• _Your goal_: Go through the listing below. Copy each line that has the string "tistory".

• _Input material_:
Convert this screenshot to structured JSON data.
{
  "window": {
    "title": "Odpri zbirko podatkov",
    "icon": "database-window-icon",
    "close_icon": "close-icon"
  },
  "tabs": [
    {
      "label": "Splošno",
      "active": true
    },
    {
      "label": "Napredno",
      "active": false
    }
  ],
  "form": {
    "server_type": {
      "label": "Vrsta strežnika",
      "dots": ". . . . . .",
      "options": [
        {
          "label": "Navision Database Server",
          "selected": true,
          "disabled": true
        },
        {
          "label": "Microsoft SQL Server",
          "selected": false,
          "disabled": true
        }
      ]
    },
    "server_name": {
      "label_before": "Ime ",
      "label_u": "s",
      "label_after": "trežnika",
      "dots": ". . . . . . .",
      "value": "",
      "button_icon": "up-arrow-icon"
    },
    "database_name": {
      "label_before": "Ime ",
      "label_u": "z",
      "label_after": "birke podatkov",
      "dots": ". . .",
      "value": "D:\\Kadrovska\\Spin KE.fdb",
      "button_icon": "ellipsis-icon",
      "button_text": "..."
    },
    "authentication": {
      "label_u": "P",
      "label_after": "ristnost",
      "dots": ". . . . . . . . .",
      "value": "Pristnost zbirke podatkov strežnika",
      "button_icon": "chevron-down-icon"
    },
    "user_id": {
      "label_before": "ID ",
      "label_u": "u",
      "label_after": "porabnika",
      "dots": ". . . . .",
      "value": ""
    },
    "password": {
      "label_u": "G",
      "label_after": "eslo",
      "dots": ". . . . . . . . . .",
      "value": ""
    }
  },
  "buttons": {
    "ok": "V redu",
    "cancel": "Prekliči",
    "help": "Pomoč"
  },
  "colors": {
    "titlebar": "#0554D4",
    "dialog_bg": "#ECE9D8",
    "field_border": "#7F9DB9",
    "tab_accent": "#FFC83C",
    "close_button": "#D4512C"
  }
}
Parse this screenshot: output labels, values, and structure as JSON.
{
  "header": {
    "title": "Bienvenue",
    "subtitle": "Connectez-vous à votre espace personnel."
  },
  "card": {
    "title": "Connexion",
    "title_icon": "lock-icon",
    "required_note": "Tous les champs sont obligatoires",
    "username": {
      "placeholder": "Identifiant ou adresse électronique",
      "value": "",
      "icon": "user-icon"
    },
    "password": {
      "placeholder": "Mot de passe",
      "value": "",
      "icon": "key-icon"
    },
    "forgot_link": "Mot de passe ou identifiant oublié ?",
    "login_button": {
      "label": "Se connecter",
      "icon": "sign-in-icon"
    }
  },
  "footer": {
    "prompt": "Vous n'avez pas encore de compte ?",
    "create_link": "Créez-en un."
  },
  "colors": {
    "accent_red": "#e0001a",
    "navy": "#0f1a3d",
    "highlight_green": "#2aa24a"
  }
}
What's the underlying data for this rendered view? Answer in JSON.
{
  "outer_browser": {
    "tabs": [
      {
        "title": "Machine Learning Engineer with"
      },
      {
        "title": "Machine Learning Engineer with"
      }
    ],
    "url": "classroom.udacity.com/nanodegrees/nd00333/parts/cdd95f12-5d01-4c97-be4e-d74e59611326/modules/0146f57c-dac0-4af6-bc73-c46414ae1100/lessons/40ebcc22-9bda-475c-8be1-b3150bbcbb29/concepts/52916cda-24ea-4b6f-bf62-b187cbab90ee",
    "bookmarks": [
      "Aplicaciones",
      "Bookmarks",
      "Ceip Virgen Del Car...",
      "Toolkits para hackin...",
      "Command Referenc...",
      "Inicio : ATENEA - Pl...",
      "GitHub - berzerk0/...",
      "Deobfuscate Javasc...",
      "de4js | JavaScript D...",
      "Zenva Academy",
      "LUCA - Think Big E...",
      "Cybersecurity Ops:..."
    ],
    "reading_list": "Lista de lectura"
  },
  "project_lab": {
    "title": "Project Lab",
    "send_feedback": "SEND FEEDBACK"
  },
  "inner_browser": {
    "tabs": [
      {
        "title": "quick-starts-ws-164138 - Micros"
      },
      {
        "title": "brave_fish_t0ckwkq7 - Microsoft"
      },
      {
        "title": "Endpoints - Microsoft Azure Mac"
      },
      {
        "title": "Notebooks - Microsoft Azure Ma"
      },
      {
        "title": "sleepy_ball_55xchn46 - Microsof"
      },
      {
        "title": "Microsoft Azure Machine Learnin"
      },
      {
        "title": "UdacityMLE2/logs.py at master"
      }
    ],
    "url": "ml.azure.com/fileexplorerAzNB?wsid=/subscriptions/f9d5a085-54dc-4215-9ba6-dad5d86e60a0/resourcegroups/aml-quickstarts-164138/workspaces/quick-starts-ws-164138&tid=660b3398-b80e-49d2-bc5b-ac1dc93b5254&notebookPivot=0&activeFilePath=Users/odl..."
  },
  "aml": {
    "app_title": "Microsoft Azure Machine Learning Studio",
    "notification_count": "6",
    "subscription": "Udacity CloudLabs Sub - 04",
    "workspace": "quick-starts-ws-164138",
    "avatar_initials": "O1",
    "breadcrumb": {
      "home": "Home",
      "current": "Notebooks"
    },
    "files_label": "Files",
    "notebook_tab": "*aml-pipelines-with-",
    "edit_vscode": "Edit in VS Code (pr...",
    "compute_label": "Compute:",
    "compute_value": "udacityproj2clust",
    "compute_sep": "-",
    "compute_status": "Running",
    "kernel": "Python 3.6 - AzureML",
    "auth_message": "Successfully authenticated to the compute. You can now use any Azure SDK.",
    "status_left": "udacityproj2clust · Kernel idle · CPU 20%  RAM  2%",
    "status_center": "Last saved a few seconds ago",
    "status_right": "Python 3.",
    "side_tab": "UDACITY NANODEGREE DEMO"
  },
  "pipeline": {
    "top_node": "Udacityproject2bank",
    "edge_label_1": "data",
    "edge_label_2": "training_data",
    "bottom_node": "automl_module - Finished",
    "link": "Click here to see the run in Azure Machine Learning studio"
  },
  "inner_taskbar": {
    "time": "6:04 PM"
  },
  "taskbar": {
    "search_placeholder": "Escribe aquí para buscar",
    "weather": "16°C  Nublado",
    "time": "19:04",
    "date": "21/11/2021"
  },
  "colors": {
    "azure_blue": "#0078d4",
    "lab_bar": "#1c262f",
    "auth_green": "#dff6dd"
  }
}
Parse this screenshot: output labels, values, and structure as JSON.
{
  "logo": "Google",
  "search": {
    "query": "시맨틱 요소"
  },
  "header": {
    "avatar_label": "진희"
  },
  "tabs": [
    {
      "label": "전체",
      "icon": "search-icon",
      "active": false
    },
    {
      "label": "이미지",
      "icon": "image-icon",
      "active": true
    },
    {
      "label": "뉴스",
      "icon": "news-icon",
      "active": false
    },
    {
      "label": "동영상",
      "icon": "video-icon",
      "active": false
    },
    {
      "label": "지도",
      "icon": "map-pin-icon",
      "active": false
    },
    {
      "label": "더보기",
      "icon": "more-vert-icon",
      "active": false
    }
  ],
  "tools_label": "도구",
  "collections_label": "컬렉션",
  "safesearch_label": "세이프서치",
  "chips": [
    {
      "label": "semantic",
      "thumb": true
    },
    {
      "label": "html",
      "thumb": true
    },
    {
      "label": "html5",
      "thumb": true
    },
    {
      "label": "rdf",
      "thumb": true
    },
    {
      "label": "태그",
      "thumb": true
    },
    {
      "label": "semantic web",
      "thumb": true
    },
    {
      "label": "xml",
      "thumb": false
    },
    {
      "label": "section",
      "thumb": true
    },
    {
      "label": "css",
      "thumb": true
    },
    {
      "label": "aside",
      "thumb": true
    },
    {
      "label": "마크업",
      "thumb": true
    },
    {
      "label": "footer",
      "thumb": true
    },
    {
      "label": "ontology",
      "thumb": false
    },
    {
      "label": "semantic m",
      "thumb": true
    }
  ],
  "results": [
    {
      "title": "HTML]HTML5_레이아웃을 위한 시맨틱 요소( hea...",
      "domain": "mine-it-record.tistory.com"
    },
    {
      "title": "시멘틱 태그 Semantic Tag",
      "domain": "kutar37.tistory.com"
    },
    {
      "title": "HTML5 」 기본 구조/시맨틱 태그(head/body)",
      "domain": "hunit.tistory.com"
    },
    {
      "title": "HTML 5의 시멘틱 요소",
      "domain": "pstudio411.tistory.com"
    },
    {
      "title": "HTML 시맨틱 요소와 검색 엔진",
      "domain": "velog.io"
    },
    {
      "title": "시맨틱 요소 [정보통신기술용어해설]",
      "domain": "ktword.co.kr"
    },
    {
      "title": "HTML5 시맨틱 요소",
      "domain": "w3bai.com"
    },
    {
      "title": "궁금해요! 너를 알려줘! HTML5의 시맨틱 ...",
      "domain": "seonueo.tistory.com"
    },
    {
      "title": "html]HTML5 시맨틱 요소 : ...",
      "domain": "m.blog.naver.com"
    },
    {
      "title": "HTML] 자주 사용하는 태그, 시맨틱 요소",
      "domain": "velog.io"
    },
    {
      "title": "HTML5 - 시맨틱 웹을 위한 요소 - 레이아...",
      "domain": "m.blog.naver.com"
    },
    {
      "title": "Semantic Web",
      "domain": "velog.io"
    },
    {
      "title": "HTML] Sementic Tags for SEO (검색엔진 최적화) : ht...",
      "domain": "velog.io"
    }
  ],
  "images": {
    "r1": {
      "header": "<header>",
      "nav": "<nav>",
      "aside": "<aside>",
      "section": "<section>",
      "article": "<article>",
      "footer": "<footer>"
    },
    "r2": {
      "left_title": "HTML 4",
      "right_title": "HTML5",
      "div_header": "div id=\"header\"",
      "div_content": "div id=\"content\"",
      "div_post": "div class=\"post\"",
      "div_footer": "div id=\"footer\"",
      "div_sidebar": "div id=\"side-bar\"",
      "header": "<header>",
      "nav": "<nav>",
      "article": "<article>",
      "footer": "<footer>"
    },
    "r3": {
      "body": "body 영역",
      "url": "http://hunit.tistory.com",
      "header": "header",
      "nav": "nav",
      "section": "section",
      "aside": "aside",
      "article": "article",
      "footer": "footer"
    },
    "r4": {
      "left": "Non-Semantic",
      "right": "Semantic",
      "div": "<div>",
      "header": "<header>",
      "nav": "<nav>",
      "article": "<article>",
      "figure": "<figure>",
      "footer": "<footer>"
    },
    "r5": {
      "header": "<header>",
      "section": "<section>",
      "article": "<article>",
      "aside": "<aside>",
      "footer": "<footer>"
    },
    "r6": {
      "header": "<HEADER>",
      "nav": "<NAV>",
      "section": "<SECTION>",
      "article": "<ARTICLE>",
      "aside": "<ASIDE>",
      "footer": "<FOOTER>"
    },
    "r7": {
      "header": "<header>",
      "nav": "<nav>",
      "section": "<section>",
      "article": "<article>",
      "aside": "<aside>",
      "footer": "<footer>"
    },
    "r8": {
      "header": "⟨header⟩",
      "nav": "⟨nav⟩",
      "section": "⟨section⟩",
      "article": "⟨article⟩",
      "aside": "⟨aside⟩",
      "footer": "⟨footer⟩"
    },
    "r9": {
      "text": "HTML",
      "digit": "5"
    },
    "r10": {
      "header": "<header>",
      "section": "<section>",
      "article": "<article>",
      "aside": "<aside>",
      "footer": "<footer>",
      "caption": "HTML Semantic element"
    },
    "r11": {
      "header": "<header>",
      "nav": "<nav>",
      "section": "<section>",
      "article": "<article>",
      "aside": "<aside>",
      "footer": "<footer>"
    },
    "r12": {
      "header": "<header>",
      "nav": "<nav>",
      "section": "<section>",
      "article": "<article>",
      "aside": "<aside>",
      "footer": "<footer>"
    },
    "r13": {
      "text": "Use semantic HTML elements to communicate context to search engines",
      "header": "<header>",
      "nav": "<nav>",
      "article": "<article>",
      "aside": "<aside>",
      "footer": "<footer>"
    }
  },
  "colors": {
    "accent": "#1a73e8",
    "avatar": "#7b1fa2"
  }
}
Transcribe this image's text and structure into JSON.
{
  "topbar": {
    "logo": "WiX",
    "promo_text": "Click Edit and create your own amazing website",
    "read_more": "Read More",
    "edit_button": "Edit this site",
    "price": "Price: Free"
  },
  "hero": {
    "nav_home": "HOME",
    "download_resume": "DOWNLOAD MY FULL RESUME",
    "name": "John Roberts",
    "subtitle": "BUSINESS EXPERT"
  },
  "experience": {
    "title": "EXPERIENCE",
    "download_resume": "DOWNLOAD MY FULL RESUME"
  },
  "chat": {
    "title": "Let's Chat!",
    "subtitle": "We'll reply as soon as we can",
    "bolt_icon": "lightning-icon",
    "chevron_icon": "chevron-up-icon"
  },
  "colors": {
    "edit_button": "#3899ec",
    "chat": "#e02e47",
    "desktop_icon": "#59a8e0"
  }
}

• _Response to this exercise_:
      "domain": "mine-it-record.tistory.com"
      "domain": "kutar37.tistory.com"
      "domain": "hunit.tistory.com"
      "domain": "pstudio411.tistory.com"
      "domain": "seonueo.tistory.com"
      "url": "http://hunit.tistory.com",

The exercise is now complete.